English Arabic Chinese (Simplified) French Hindi Japanese Korean Persian Portuguese Russian Spanish

Data Roadmap

Data Possibilities

Feeling more comfortable about data? Think about your own position, how do you interact with data? This second Data Roadmap stop contains more detailed information about the possibilities of finding and using data. You do not have to be a data librarian or focus on 'big data' to think about how to find and use data in your librarian position. Use the links below to explore the possibilities of using data in your own context. The resources below are organized by core skills identified for data science and open science librarians In April 2019 at the National Library of Medicine’s Office of Strategic Initiatives workshop.

New resources will be regularly posted. Email your questions and recommendations for data literacy and data management resources that could be included in the Roadmap and help to build and improve the Data Roadmap.

Data Skills

At the second stop on the roadmap, this data skills section will introduce some links to explore that will provide more in depth information about data and management of data.

Computational Skills

To begin working with tool, below are some websites with easy tools you can explore and play with online to see different ways data can be used and visualized; no programming required. You can download the datasets and continue exploration beyond the capability of the websites. Links to an introduction to visualizations is included at this stop on the Roadmap and a list of sites for building on Excel skills.

Traditional Library Skills

In addition to collecting and analyzing data for research, you can use data to assess and evaluate library services, resources and programs. Links below will introduce you to examples for how data is collected in libraries. Playing with your own teaching or library data will help build confidence in using more complex datasets, tools, and resources. Teaching about data can be a great way to learn more about using data. Below are some links to some out of the box teaching resources for a stand-alone instruction activity or integrated into other library instruction topics.

Skills for Developing Programs & Services

Marketing and outreach strategies across different types of libraries (academic libraries, public libraries, and health science libraries) have a lot of overlap.

  • An online course, Marketing for Libraries, that contains a variety of different types of resources on marketing, promotion and outreach.
  • Some links on marketing strategies from the Public Library Association on the ALA website can help with outreach and development of skills
  • In the article (2006), Team effectiveness in academic medical libraries a multiple case study of three academic medical libraries, found that shifting a library organizational structure into a team structure can improve communication, trust, and relationship building.

Research & Subject Matter Knowledge

At this level of the Data Roadmap you may want to reflect on your current roles and responsibilities and try to make connections with research skills and data-related work. What skill sets are you lacking to work with data? Here are some resources to help you explore possible new skills and reflect on knowledge and experience.

Interpersonal Skills

Look at the literature – to find case studies that focus on the value of the ‘softer skills’ such as team work, communication and collaboration, written and oral communication, and the importance of creativity both inside and outside the library.​

Skills for Lifelong Learning

  • Build news skills on your roles and strengths as a teaching librarian.
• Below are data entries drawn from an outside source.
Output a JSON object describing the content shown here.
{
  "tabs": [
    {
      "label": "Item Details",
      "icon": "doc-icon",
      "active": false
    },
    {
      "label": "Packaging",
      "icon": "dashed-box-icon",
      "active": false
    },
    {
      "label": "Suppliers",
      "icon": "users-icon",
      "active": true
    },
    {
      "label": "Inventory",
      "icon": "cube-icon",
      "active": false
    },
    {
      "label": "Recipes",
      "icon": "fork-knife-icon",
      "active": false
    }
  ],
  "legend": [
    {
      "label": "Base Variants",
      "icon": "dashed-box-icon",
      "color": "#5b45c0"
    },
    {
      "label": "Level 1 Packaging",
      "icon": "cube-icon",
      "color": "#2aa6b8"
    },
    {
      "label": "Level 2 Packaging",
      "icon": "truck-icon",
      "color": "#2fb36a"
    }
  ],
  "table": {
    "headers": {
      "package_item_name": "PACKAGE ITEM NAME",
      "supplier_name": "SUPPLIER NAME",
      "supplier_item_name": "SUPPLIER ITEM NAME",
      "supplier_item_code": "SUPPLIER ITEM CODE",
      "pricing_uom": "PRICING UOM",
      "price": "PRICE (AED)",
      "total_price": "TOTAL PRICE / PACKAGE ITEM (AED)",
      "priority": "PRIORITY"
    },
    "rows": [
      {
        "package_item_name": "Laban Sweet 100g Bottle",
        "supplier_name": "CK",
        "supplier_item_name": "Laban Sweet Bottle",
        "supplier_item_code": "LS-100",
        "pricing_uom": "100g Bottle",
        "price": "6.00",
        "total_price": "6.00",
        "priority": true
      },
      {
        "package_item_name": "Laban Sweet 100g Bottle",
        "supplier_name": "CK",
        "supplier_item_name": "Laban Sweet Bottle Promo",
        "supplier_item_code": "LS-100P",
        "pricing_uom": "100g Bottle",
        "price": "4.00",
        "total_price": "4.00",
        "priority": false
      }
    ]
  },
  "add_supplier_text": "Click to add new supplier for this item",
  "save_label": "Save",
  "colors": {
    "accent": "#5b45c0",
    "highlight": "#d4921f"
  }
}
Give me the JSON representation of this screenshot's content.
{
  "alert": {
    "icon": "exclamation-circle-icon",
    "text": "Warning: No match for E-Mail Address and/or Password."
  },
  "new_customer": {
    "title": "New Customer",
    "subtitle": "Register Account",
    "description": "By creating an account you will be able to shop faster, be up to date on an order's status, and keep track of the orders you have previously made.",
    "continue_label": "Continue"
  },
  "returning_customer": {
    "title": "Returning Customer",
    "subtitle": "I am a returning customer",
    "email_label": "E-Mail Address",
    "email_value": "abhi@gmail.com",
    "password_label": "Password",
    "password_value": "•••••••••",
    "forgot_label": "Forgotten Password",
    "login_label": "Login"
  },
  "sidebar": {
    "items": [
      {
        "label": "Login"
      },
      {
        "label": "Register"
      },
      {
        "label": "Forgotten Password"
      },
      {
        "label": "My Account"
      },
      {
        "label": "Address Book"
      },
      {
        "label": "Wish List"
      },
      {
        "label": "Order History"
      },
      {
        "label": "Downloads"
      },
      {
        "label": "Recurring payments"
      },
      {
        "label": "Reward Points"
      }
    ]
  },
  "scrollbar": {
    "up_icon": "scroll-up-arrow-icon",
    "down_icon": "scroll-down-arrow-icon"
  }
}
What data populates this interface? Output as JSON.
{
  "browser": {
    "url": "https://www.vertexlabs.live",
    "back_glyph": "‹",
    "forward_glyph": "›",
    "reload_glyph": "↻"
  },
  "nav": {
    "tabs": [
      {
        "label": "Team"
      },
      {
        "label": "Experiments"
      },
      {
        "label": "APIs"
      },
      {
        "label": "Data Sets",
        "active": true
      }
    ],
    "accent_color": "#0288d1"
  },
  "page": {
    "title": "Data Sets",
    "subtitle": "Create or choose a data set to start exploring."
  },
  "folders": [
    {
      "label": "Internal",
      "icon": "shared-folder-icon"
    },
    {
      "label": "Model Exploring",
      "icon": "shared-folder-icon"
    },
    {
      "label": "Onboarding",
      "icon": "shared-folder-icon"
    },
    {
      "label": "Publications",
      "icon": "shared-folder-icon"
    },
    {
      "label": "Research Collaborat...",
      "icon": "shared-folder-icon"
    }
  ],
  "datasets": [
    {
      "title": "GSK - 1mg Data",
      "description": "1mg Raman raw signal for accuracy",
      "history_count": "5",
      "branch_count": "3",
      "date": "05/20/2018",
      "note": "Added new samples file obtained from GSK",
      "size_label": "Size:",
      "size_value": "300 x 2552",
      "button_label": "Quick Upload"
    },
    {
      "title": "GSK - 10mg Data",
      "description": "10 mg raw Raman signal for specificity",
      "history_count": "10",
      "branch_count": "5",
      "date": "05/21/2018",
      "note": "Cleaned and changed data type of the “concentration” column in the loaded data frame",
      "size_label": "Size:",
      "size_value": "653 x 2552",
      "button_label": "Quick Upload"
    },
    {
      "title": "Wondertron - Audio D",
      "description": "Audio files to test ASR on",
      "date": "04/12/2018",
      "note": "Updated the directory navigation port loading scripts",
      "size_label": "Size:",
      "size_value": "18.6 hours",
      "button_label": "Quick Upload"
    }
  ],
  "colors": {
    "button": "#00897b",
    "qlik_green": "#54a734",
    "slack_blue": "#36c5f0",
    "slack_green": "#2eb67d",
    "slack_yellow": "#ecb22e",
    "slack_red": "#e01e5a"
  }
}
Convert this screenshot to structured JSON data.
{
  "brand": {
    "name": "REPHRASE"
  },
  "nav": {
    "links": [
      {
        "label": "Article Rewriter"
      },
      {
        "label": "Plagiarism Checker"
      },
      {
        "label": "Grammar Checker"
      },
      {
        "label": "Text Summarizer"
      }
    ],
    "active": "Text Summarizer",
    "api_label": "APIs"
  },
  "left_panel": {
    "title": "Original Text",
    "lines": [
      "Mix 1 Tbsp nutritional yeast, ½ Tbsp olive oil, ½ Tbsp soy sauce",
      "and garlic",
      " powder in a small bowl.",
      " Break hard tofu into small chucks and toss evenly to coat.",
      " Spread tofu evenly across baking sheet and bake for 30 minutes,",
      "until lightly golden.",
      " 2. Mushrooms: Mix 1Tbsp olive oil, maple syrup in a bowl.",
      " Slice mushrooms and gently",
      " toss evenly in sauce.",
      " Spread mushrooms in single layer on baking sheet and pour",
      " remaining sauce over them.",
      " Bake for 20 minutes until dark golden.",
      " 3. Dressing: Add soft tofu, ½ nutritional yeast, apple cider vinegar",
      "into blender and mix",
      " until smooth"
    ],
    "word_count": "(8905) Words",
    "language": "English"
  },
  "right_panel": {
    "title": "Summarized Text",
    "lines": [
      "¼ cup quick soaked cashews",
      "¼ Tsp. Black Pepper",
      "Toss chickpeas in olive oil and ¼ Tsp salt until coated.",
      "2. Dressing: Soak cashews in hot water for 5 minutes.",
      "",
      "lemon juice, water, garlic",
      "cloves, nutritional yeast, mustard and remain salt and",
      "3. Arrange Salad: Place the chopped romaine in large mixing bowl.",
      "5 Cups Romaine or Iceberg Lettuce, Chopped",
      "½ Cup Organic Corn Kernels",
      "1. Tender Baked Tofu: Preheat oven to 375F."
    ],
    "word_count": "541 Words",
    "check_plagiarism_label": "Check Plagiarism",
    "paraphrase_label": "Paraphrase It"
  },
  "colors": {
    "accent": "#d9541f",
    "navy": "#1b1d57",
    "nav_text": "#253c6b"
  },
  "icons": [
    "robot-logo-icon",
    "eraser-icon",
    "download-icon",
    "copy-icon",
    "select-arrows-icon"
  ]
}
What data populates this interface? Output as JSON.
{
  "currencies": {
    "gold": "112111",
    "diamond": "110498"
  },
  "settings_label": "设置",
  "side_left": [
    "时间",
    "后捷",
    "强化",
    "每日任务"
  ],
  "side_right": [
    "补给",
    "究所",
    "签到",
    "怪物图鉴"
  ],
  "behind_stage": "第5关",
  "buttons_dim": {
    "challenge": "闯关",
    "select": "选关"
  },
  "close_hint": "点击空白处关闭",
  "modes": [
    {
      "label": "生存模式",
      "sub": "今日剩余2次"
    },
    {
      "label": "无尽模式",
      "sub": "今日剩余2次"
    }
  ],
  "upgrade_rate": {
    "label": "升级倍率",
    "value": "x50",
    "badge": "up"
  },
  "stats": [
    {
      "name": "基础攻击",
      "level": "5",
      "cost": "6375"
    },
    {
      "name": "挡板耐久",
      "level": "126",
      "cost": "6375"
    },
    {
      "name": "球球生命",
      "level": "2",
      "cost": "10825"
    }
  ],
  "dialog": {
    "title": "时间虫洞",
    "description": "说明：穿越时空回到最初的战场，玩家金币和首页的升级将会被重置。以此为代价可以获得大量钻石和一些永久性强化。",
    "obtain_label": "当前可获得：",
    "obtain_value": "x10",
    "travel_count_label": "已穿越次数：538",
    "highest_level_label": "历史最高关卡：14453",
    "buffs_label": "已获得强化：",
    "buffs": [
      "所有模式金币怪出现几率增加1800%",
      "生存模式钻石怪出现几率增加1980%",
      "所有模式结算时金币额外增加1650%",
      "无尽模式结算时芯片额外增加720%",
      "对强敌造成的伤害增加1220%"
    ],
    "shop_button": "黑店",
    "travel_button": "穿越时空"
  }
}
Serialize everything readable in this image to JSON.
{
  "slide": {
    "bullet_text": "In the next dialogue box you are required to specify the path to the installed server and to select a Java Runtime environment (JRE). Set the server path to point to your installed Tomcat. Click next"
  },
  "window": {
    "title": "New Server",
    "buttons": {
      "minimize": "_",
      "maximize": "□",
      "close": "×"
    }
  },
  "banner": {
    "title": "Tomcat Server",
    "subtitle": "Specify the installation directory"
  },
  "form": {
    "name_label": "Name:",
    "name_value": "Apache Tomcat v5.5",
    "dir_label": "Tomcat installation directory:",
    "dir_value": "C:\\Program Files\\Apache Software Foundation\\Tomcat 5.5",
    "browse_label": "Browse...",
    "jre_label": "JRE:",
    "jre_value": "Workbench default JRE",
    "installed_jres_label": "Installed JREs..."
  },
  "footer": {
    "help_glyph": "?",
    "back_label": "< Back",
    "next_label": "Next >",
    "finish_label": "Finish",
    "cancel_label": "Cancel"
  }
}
This ACRL short article focuses on 7 roles based on research conducted around establishing proficiencies for instruction librarians​
  • Sign up for non-library listserves in organizations like Educause and learn about teaching and learning or higher education topics. This short Educause Review article discusses the Role of Librarians in ICT literacy and recommends mapping librarians skills and knowledge onto the TPACK model.
  • Read about and try out new research methods to develop a lifelong learning habit! This Librarian Parlor blog post, Ethnographic Research in Academic Libraries, provides an introduction to ethnography as a way to gather data in libraries. (Evaluation & Assessment)